◆ WHAT TO DO
When you write out the listing, keep each word exactly as it stands but include none of its images.
DATA TO EXAMINE below:
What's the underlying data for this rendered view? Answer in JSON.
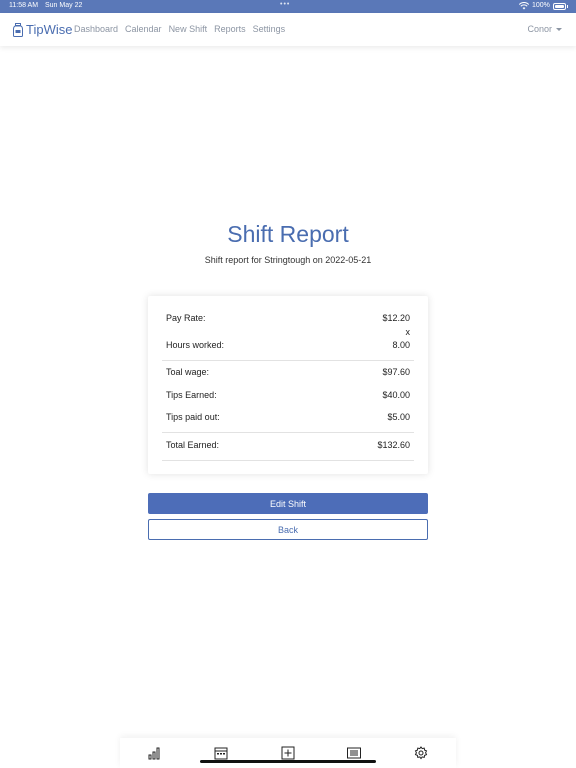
{
  "status_bar": {
    "time": "11:58 AM",
    "date": "Sun May 22",
    "battery": "100%"
  },
  "navbar": {
    "brand": "TipWise",
    "links": [
      "Dashboard",
      "Calendar",
      "New Shift",
      "Reports",
      "Settings"
    ],
    "user": "Conor"
  },
  "page": {
    "title": "Shift Report",
    "subtitle": "Shift report for Stringtough on 2022-05-21"
  },
  "report": {
    "pay_rate_label": "Pay Rate:",
    "pay_rate_value": "$12.20",
    "multiply": "x",
    "hours_label": "Hours worked:",
    "hours_value": "8.00",
    "total_wage_label": "Toal wage:",
    "total_wage_value": "$97.60",
    "tips_earned_label": "Tips Earned:",
    "tips_earned_value": "$40.00",
    "tips_paid_label": "Tips paid out:",
    "tips_paid_value": "$5.00",
    "total_earned_label": "Total Earned:",
    "total_earned_value": "$132.60"
  },
  "buttons": {
    "edit": "Edit Shift",
    "back": "Back"
  },
  "tabbar": {
    "icons": [
      "bar-chart-icon",
      "calendar-icon",
      "plus-square-icon",
      "list-icon",
      "gear-icon"
    ]
  }
}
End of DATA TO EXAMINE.
◆ SOLUTION TO THE PROBLEM
What's the underlying data for this rendered view? Answer in JSON.
{
  "status_bar": {
    "time": "11:58 AM",
    "date": "Sun May 22",
    "battery": "100%"
  },
  "navbar": {
    "brand": "TipWise",
    "links": [
      "Dashboard",
      "Calendar",
      "New Shift",
      "Reports",
      "Settings"
    ],
    "user": "Conor"
  },
  "page": {
    "title": "Shift Report",
    "subtitle": "Shift report for Stringtough on 2022-05-21"
  },
  "report": {
    "pay_rate_label": "Pay Rate:",
    "pay_rate_value": "$12.20",
    "multiply": "x",
    "hours_label": "Hours worked:",
    "hours_value": "8.00",
    "total_wage_label": "Toal wage:",
    "total_wage_value": "$97.60",
    "tips_earned_label": "Tips Earned:",
    "tips_earned_value": "$40.00",
    "tips_paid_label": "Tips paid out:",
    "tips_paid_value": "$5.00",
    "total_earned_label": "Total Earned:",
    "total_earned_value": "$132.60"
  },
  "buttons": {
    "edit": "Edit Shift",
    "back": "Back"
  },
  "tabbar": {
    "icons": [
      "bar-chart-icon",
      "calendar-icon",
      "plus-square-icon",
      "list-icon",
      "gear-icon"
    ]
  }
}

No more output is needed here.